"That’s said, we’ll now take a little trip down logic lane. I know this might be uncharted territory for some of you but we’ll see how it goes. I’ll start with this simple question. If Jackie doesn’t show reality, why should we hold people who take the show a step further in contempt? If Corey Yuen wants to have Sibelle Hu and Jet Li fight on top of the heads of a gathered crowd, as he did in Fong Sai Yuk, we shouldn’t castigate him for his straying from reality. No, we should honor him for his creative use of the human head as a walkway. If Ching Siu-Tung decides that Tsui Kam-Kong’s character in All Men are Brothers: Blood of the Leopard has kung fu so powerful that cannonballs don’t kill him and that he has the ability to explode trees on command then so be it! If the same director sees fit to make everyone in Swordsman II fly like swallows returning to Capistrano, then who are we to say that it’s wrong! I don’t know, people are seemingly more willing to accept Brigitte Lin’s Orlandoesque transformation from Male to Female in that film than they are the ability of the characters to fly, throw boulders or toss knitting needles like bullets out of a Gatling gun. That attitude, ladies and gentlemen of the jury is flat- out wrong.

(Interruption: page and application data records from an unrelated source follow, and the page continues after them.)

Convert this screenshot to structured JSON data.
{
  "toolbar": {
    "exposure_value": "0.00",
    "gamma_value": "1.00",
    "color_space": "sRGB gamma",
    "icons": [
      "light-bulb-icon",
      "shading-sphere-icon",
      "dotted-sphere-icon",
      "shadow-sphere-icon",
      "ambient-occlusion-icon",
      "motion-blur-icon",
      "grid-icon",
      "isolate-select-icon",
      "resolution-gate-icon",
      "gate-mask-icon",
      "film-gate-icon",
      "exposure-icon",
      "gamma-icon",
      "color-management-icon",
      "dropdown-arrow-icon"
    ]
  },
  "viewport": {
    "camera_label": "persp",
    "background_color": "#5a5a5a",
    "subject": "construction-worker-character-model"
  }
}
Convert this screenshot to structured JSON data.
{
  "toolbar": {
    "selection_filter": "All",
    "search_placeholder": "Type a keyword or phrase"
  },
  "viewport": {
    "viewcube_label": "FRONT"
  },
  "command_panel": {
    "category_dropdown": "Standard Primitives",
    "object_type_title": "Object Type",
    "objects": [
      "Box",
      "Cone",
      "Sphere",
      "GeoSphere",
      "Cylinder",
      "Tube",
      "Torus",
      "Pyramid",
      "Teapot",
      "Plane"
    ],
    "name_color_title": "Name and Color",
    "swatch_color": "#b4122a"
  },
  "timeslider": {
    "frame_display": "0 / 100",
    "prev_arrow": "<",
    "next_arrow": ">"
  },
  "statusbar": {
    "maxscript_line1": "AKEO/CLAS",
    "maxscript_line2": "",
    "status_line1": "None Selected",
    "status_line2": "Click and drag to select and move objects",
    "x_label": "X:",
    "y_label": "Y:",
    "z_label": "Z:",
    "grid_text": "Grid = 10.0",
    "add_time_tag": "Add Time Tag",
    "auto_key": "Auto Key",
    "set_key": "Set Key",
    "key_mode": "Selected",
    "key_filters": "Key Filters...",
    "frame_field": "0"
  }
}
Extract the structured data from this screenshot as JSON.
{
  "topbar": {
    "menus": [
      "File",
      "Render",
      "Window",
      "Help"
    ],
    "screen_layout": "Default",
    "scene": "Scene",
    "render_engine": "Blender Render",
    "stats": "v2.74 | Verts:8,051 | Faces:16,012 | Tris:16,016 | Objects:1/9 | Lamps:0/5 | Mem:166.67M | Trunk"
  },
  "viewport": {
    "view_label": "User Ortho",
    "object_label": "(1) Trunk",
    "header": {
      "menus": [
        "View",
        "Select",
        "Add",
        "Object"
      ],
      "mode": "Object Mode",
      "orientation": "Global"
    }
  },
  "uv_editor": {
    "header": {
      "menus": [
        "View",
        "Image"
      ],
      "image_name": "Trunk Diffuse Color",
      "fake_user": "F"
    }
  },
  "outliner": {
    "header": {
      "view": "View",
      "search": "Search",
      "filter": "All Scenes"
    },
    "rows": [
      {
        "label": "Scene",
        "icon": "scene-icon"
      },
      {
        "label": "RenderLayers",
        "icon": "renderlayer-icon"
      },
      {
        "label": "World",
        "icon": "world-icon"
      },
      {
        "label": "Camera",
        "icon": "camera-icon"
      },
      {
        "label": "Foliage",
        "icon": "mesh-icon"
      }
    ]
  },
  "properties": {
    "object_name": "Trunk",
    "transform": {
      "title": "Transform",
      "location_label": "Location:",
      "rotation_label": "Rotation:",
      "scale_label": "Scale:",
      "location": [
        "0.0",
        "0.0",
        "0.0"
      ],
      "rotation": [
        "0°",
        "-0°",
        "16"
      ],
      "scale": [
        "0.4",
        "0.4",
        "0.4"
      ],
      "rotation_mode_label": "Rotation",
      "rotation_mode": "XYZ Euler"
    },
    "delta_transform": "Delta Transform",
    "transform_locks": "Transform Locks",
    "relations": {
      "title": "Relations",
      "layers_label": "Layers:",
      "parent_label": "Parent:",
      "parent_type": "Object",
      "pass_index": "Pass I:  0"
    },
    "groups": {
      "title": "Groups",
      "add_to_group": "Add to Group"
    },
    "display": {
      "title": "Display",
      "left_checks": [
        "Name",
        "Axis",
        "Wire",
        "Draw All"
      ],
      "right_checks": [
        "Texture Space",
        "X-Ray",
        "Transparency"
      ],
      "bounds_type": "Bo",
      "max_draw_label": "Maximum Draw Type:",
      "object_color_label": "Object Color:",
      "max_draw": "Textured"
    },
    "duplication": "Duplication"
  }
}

"Well, all that aside, I just want you all to know that I love Jackie Chan’s films, as well as many other films that feature absolutely no enhanced kung fu whatsoever. My only wish is that you give wire- fu a chance to live the life that it is destined without the interference of the government or any other parties that would do it harm. That’s all you or I would ask from life, so it seems like we should give wire-fu that same opportunity, doesn’t it?
"I’m going to bring this to a close now. You’ve been real patient with me and I appreciate that. All I’m asking is that you give a little thought to this, remember what I’ve said and use a little common sense. Also I’d like to ask you to remember these words, "Wire- Fu is not a crime."
"I thank you."
Well, I lost. So did Darrow (I’m on even terms with the legend in Dayton. Woohoo!.) My consolation comes from the fact that I’m not a lawyer and that the case is currently under appeal. One of the judges is a big Tsui Hark fan so I think we’ve got a pretty good chance. As for me, I came home and watched Once Upon a Time in China, Iron Monkey and The East is Red. When the final credits from The East is Red ran down the screen I knew I had done the right thing. Yes, even with a viewing of that sub- par sequel I knew, I really knew, that wire- fu was good.
This article (one of my personal favorites, btw) first appeared in Shovel Magazine #6, 1998.